There are plenty of good reasons to be excited about technological innovations like self-driving Google cars, electric Teslas, and encrypted digital currencies like Bitcoin. Enabling a world where rich people can pass you on the highway for pocket change is probably not one of them.
Imagine it’s a few years in the future, and you are driving down the road in an Uber, built by Tesla and auto-driven by Google software. You are in a hurry, so you decide to accelerate and pass the other cars. Your vehicle could then interface with the other cars, and pay them a sliver of Bitcoin to let you pass. You get where you are going faster, and everyone is happy. Programmable currency.
Now, this might sound a little ridiculous to you, but I can assure you that, at least to a certain class of investors, entrepreneurs, and futurists that revolve around Silicon Valley and its attendant VC sector, it does not. This is not unlike the way a substantial number of people with an even more substantial amount of money and growing political influence imagine the future.
And this vision of a future where Bitcoin-fueled Uber Google Tesla Cars dominate transportation sucks—and it's so Silicon Valley.
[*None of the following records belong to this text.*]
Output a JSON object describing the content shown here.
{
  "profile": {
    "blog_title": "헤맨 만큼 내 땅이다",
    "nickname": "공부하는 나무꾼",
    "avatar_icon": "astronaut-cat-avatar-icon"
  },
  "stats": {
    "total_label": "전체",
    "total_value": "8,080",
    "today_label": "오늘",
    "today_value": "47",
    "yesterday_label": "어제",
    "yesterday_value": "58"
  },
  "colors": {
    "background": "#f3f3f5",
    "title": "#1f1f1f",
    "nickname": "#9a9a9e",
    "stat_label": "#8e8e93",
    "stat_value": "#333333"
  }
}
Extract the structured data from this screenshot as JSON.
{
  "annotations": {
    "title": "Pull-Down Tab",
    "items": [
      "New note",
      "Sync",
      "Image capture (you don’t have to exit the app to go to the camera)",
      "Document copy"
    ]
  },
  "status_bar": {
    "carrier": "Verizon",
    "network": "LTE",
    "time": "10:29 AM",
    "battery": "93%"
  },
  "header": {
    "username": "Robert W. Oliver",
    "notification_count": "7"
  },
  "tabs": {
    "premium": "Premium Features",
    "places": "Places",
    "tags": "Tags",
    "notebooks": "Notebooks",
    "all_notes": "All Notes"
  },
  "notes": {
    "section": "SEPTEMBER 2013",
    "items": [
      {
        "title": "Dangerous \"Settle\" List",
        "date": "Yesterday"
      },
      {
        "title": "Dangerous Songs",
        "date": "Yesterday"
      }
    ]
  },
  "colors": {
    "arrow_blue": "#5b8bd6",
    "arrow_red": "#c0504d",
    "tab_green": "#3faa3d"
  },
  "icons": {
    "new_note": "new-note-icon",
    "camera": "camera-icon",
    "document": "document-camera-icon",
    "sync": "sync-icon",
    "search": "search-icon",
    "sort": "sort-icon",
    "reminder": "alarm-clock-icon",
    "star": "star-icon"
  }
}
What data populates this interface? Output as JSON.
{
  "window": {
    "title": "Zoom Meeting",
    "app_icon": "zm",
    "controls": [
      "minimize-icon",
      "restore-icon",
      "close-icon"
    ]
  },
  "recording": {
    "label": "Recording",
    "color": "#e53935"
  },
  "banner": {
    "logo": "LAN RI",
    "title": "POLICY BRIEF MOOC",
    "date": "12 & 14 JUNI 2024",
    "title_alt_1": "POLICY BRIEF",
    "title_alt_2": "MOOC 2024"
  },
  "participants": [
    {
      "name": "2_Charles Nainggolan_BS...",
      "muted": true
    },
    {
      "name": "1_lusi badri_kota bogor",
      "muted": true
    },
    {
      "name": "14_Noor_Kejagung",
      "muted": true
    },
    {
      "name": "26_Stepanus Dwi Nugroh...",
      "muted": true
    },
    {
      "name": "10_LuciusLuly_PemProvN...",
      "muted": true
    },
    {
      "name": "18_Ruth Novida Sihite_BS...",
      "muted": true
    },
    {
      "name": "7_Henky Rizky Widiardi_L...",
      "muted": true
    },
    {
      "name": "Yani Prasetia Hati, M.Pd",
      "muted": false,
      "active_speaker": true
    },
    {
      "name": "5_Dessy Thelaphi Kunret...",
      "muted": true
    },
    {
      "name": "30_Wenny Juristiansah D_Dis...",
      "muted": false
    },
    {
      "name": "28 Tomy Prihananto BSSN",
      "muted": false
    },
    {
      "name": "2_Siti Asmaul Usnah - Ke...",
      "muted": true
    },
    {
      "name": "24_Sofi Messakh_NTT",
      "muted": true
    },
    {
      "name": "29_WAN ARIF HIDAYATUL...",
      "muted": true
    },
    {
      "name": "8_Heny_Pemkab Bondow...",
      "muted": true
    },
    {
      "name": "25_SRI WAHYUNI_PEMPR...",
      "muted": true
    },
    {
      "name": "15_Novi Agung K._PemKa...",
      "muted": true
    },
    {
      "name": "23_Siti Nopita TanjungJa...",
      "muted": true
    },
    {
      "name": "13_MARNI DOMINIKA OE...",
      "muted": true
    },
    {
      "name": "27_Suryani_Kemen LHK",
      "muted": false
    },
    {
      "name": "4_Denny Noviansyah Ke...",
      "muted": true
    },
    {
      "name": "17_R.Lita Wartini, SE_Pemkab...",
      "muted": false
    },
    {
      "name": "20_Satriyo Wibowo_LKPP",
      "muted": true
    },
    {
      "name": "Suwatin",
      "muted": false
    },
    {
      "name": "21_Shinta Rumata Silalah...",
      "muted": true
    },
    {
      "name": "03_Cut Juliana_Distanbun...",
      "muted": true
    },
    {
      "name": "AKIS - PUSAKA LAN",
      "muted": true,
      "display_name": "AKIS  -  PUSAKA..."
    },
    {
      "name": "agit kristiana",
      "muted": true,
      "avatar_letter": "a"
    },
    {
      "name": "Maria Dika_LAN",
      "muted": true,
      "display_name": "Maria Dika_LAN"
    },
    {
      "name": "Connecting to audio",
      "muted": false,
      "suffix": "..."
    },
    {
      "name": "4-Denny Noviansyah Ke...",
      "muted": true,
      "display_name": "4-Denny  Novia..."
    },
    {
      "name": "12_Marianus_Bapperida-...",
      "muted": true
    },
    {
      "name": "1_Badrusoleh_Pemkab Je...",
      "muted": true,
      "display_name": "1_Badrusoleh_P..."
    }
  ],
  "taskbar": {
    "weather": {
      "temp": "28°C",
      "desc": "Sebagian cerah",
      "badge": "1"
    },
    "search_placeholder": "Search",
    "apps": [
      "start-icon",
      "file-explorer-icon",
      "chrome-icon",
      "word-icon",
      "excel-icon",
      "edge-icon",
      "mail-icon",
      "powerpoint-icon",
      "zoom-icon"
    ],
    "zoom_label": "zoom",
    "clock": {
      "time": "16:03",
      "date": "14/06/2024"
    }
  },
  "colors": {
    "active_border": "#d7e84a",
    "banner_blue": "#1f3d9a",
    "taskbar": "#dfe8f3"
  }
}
Let's untangle this for a second, shall we, and follow it to its logical conclusion. It's not just absurd and bizarre, but also classist and logically incoherent.
First, it's a classic example of some Silicon Valley techno-capitalist dude wanting to commoditize a simple social transaction—you want to drive faster than me? That will be $1.50. Forget the common courtesy of yesteryears, where we sort this out cordially and intuitively; the wave-through must be monetized to make things more "efficient."
Second, it will either result in a world where rich people get to drive faster than everyone else, or one filled with hopelessly sluggish traffic.
Imagine a sea of cars, all driven by people wanting to get to where they're going faster. The richer drivers (or passengers, I guess) are all trying to pay people to let them pass, and the hard-up ones are all happily waving them on. In what two-or-three-lane highway does this not create an instant traffic snarl? Soon, the only people who would be able to afford to go the speed limit would be the rich ones—even if you don't pay to let the rich pass you, all those up ahead who've been waving them through will slow traffic thanks to all the lane jumping. (And who knows what happens if your car is from the 90s and can't "interface" with others—you don't get to drive at all anymore, maybe?) But maybe the deep-pocketed Uberers deserve it, for having disrupted more industries than everyone else.
This sounds like perhaps the most miserable vision of the future of transportation I could imagine; the Disrupt guys have unwittingly conjured up a dystopian transit structure where the trains only come on time for the rich. Who knows, maybe in this vision, the cyberpunks are scofflaws who rent Uber Google Tesla Cars, hack them with external solar power sources, and just cruise up and down the highway, collecting rent from hurried rich folk.
Regardless, this tangled ball of contradictory Valleyed utopianism is a great example of how so many of these VC-fueled and so-called bold ideas don't hold up to scrutiny, and instead yield a picture of a dissonant future where the poor just continue to get screwed by the non-innovators.